I was using sfwmd.gov data, by processing through a XSLT stylesheet, first because the incompatibility, and to restructure, and filter the data. Restructure includes picking the part out that Windy will work with, adding graphics, putting in a bounding box (don't care about hurricane tracks in Greenland), which tracks/ensembles to show, and converting start time + offset into a time.
The stylesheet operates on a XML file with the URL(s) to pull from, and clipping box (NSEW). msxml6 on Windows seems to be extremely fast (probably JIT compiles) and can easily plow thorough 100's files totaling several GB.
My humble opinion: Any interoperability application which takes in XML data should have the option of passing the XML through a XSLT transformation which by default the identity transform. This allows fixes to be made to inputs without breaking open code, particularly when an outside source changes its format.
I sometimes apply XSLT transforms as filtering rules to URLs/IP's with a proxy (Privoxy) running on a router to handle it with network hardware. This can also fix things going out. Then you don't have to fiddle with clients.
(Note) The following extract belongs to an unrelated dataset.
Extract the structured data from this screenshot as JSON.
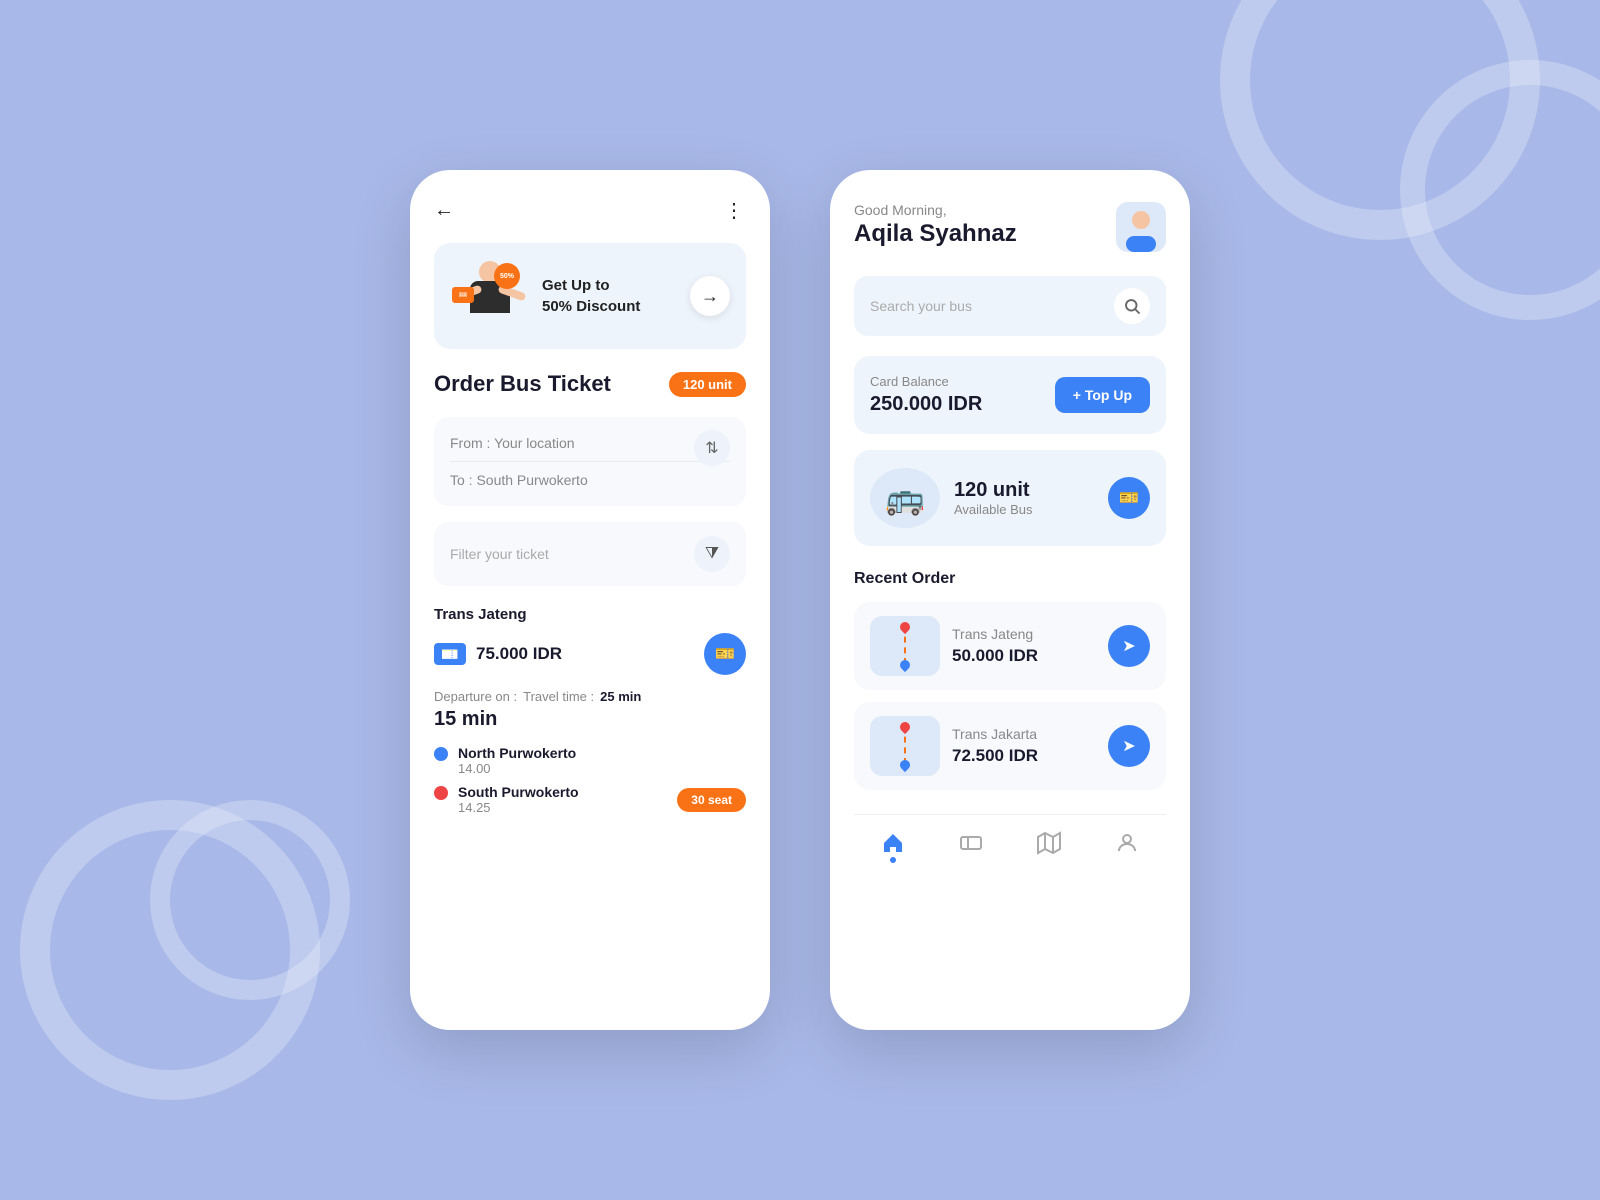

XSLT is XML that transforms XML files(s) into XML (or non XML) -- this is said in the sense that a SQL select query transforms database table(s) into another table. XSLT not a procedural language, its declarative - to me much less error prone. XSLT's 'program flow' is a parser doing a tree traversal, and content matching criteria can be routed through different rules. On the simplest level, you can pass through, ignore, modify or replace. XSLT is Turing complete, but certain tasks are real ugly to accomplish. I see XSLT as a sort of OODBMS to work with hierarchical cursors.